CASE OF SUE NEILL-FRASER: circumstantial case, sentenced to 23 years for the 2009 Australia Day murder of her partner of 18 years, Bob Chappell, on their yacht Four Winds in the Derwent, Hobart; Chappell had disappeared overnight, his body never found; prosecution speculated she murdered him with a wrench; no wrench was tendered in evidence; prosecution speculated she dumped his bleeding body into the dinghy and then weighed it down with a fire extinguisher before dumping it overboard; no evidence was produced to support these propositions.

ERROR AT LAW 1: prosecution speculation without evidence in clear breach of legal rules and inadmissible as was stated by the Chief Justice of NSW in the Gordon Wood appeal.

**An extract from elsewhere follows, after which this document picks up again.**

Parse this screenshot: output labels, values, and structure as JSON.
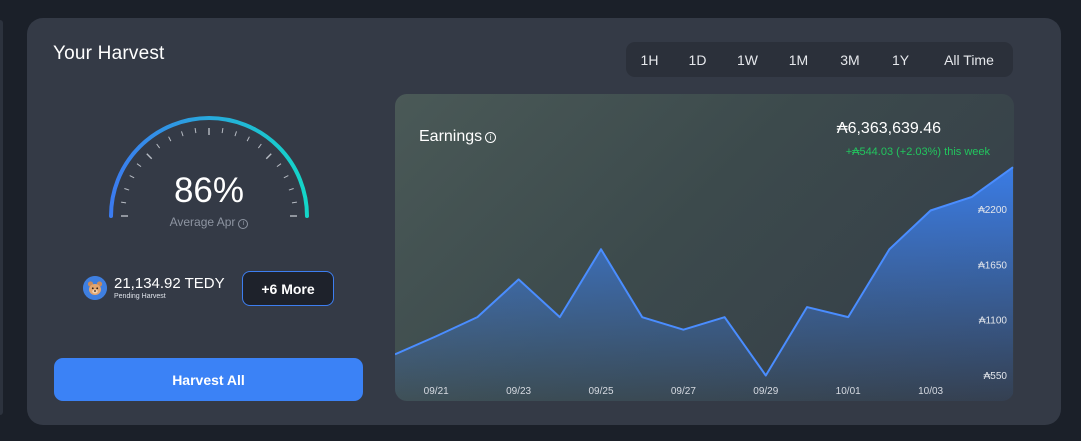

ERROR AT LAW 2: the judge’s summing up contrary to law
Dr Moles says “the judge told the jury that Mr Chappell had not disappeared, and it must
be accepted that he must be dead. He [the judge] said that this could be inferred from the inactivity on his Medicare account and his bank accounts and the fact that he has not been in touch with anyone.” Dr Moles points out that these factors are not indicative of ‘death’, they are in fact key indicators of ‘disappeared’. If there had been any such activity, then he
would have been found.

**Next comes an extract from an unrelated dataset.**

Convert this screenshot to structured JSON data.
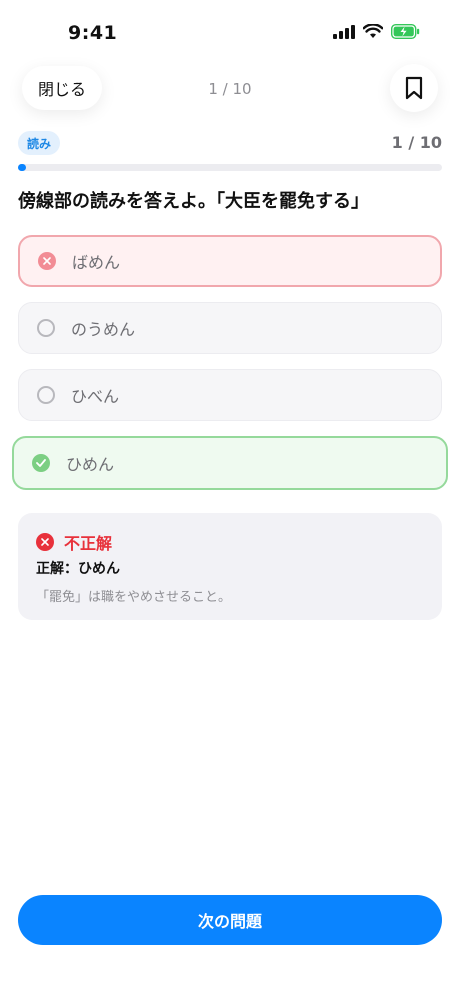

The judge’s summing up also excluded the possibilities of suicide or accident by making inappropriate inferences. He suggested for example that Chappell had projects to work on at work and his friends didn’t think him to be suicidal. Dr Moles says “To make such claims without any proper evidential basis is clearly contrary to the law as was stated by the Chief Justice of NSW in the Gordon Wood appeal.”

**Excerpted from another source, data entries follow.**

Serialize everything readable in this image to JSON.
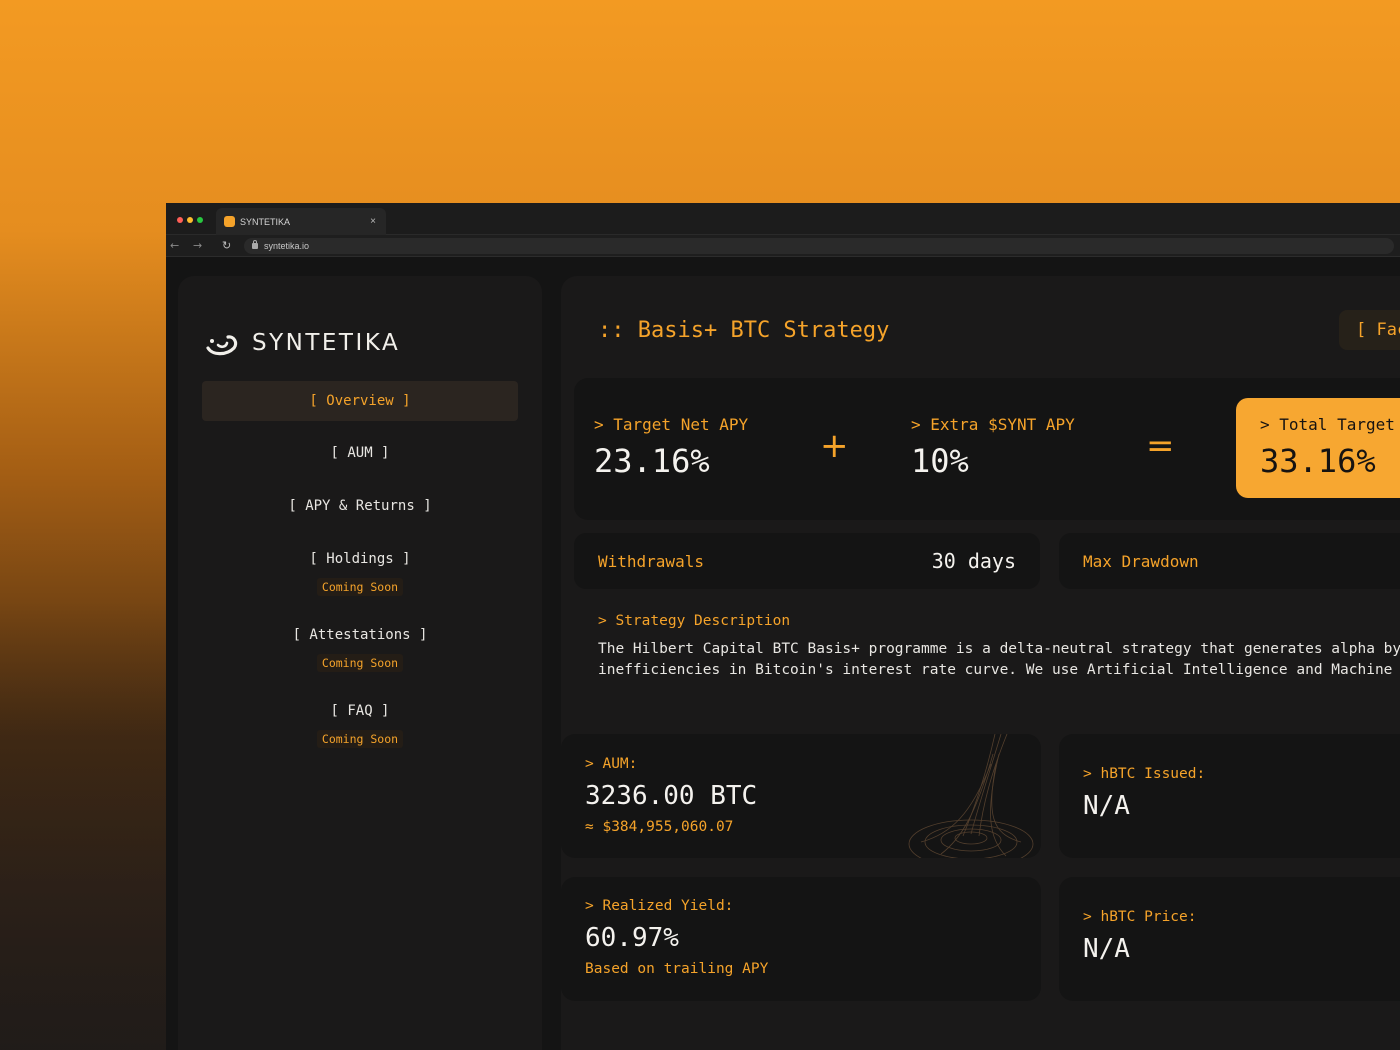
{
  "browser": {
    "tab_title": "SYNTETIKA",
    "tab_close": "×",
    "url": "syntetika.io"
  },
  "sidebar": {
    "logo_text": "SYNTETIKA",
    "items": [
      {
        "label": "[ Overview ]",
        "active": true
      },
      {
        "label": "[ AUM ]"
      },
      {
        "label": "[ APY & Returns ]"
      },
      {
        "label": "[ Holdings ]",
        "badge": "Coming Soon"
      },
      {
        "label": "[ Attestations ]",
        "badge": "Coming Soon"
      },
      {
        "label": "[ FAQ ]",
        "badge": "Coming Soon"
      }
    ]
  },
  "main": {
    "title": ":: Basis+ BTC Strategy",
    "factsheet_label": "[ Fac",
    "apy": {
      "target_label": "> Target Net APY",
      "target_value": "23.16%",
      "plus": "+",
      "extra_label": "> Extra $SYNT APY",
      "extra_value": "10%",
      "equals": "=",
      "total_label": "> Total Target",
      "total_value": "33.16%"
    },
    "withdrawals": {
      "label": "Withdrawals",
      "value": "30 days"
    },
    "max_drawdown": {
      "label": "Max Drawdown"
    },
    "description": {
      "heading": "> Strategy Description",
      "line1": "The Hilbert Capital BTC Basis+ programme is a delta-neutral strategy that generates alpha by ex",
      "line2": "inefficiencies in Bitcoin's interest rate curve. We use Artificial Intelligence and Machine Lea"
    },
    "aum": {
      "label": "> AUM:",
      "value": "3236.00 BTC",
      "sub": "≈ $384,955,060.07"
    },
    "hbtc_issued": {
      "label": "> hBTC Issued:",
      "value": "N/A"
    },
    "realized_yield": {
      "label": "> Realized Yield:",
      "value": "60.97%",
      "sub": "Based on trailing APY"
    },
    "hbtc_price": {
      "label": "> hBTC Price:",
      "value": "N/A"
    }
  },
  "colors": {
    "accent": "#f5a32a",
    "background": "#141414",
    "panel": "#1a1919",
    "text": "#f4f2ee"
  }
}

ERROR AT LAW 3: inadmissible forensic evidence
In the Neill-Fraser case, according to Dr Moles, “The evidence given to the court by the forensic scientist was totally inadmissible. Screening test results (for blood) were used as if they were conclusive. “This error warrants the conviction being set aside.”

The evidence given to the court by the forensic pathologist was also “totally inadmissible. There is no factual basis for the expert opinion being led; he was asked to give expert evidence on the prosecution’s speculation (about the possible effects of a wrench as a weapon, but no wrench was produced in evidence). This error also warrants the conviction being set aside.”

ERROR AT LAW 4: non-existent evidence cited by appeal court
Neill-Fraser appealed her conviction. The appeal court judge referred to the fact that there was a substantial body of evidence that was probative of guilt. “That was simply incorrect,” states Dr Moles. “There was in fact no credible evidence which was probative of the guilt of Ms Neill-Fraser.”

“Wrongful convictions are hidden,” says Associate Professor David Hamer of Sydney University Law School:* “There are institutional barriers to correct them and defendants generally lack the resources to overcome those barriers.”

Speaking from frustrating personal experience, Joseph Crowley, barrister and Senior Teaching Fellow at Bond University says* barriers to appeals were like “a hydra’s head … as you chop one off another grows in its place.” He was referring to the preliminary conditions for an appeal before a court will assess the merits of the appeal. “There can be a miscarriage of justice either in the outcome, or in the unfairness of the process.”

Speaking of “the hubris and isolation of lawyers and judges”, Professor Gary Edmond, Professor of Law at the University of NSW (and Australian Research Council Future Fellow) is scathing of their failures in the pursuit of rational practices in criminal trials. He said that safeguards and standards parameters just don’t exist in the matter of forensic evidence presentation.

“If the Australian public was aware that dozens of innocent people are serving lengthy sentences for murders and rapes they didn’t commit – and the real criminals are living free among us – we could expect considerable outrage and demands that ‘something be done’,” suggests Dr Moles.

* All were speaking at the Symposium on Miscarriages of Justice, Flinders University, Adelaide, South Australia, Nov. 7 & 8, 2014.

This entry was posted in Case 1 Sue Neill-Fraser. Bookmark the permalink.

Leave a Reply

Your email address will not be published. Required fields are marked *

This site uses Akismet to reduce spam. Learn how your comment data is processed.